Bill or resolution #: S. 671
Number of Congress: 103d Cong
Congressional Session: 1st Sess.
The process of interpreting a statute, also known as "statutory construction," usually involves researching the Legislative History of the statute, which refers to the process of tracking the statute from proposal as a bill to signing of the legislation into law by the President and examining changes made by amendments, committee hearings, debates, etc. The Library of Congress has a detailed guide to performing Legislative History research for federal law.
Lexis-Nexis Academic Universe also provides access to Federal Statutes by citation or keyword searching. At the Lexis-Nexis Academic home page, click on the Search by Content Type drop-down in the upper right hand corner of the page. From there, click on the link for Federal Statutes and Regulations. Lexis-Nexis offers a detailed help section with help on topics ranging from browsing a source to constructing a search.
The long-term viability of a law is determined by whether it passes muster constitutionally. The GPO provides an electronic version of the 1992 & 2002 editions of The Constitution of the United States of America: Analysis and Interpretation, an analysis of cases decided by the Supreme Court of the United States.
All citations of the U.S. Constitution begin with U.S. Const., followed by the article, amendment, section, and/or clause numbers as relevant. The terms article, amendment, section, and clause are always abbreviated art., amend., §, and cl., respectively. Preamble is abbreviated pmbl. Article and amendment numbers are given in Roman numerals (I, II, III); section and clause numbers are given in Arabic numerals (1, 2, 3).
from: Bluebook Rule 11, which covers federal and state constitutions, per APA Style Blog 6/3/2010.
The Illinois General Assembly's web site provides access to the Illinois Constitution, the Illinois Compiled Statutes (ILCS), recently passed legislation that has not yet been added to the Compiled Statutes through the Public Acts, and proposed legislation (Bills and Resolutions), among other resources.
You might see citations to the Illinois Compiled Statutes that look like the examples below:
810 Ill. Comp. Stat. § 5/1-101 (2000)

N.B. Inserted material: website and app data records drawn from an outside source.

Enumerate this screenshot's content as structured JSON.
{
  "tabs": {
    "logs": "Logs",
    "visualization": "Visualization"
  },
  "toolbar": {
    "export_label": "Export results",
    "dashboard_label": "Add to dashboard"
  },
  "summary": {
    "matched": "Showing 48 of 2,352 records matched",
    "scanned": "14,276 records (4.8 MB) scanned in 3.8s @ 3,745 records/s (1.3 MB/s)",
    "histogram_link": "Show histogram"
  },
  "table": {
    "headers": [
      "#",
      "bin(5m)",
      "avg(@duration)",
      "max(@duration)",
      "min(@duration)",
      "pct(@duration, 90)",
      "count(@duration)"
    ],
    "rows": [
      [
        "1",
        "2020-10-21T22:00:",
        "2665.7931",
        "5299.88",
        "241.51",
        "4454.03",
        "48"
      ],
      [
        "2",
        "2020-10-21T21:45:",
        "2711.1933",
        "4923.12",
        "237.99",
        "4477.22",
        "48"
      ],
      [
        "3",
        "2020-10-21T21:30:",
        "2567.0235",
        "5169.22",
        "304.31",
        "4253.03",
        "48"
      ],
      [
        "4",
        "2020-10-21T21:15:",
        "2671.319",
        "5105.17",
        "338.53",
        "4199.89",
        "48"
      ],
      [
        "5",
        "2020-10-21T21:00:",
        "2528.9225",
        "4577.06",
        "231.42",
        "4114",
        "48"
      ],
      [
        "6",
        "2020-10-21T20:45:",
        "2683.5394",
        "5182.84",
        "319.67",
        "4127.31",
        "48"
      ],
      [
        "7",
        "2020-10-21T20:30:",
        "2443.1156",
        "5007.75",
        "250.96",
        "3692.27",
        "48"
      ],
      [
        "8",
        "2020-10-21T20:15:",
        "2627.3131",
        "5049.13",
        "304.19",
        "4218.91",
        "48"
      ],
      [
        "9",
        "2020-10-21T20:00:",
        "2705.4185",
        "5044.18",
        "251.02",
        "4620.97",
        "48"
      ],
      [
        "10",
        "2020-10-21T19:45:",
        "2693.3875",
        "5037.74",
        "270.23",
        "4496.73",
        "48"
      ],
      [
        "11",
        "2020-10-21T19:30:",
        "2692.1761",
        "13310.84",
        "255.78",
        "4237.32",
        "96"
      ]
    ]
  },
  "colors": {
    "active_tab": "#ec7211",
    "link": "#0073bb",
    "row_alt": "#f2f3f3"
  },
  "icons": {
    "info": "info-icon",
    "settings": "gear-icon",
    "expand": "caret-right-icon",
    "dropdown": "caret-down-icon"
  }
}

chapter abbreviated source section year volume was published
810 ILCS 5/1-101 (2000)
Privately published, unofficial versions of the code, called the Illinois Compiled Statutes Annotated, are published by West and LexisNexis. These volumes include summaries of judicial opinions which interpret the code.
Note that some bills that were recently passed into law may not yet be included in the ILCS database, but they can be found on that site as Public Acts soon after they become law. The ILCS site also provides the text of bills that were passed into law during the course of previous General Assembies. The site also has a useful guide for understanding the organization of the Illinois Compiled Statutes. In general, the important thing to remember is that once you find the section of the ILCS you are looking for, you should search again for that section in the more recent Public Acts to see if it has recently been amended. For more in depth information on research the Legislative History of a state law, the Illinois General Assembly has a guide .
Citations to public laws of Illinois look like this:
Public Act 096-0001
This indicates the first law passed by the 96th Illinois General Assembly.
The process of interpreting a statute, also known as "statutory construction," usually involves researching the Legislative History of the statute, which refers to the process of tracking the statute from proposal as a bill to signing of the legislation into law by the Governor and examining changes made by amendments, committee hearings, debates, etc. The Illinois General Assembly's Researching Legislative History provides an in depth guide to finding these documents.
Lexis-Nexis Academic Universe also provides access Illinois State Statutes by citation or keyword searching. At the Lexis-Nexis Academic home page, click on the US Legal tab in the upper left hand corner of the page. From there, click on the linnk for State Statutes, Codes & Regulations from the list of links on the left side of the page. Lexis-Nexis offers a detailed help section here with help on topics ranging from browsing a source to constructing a search.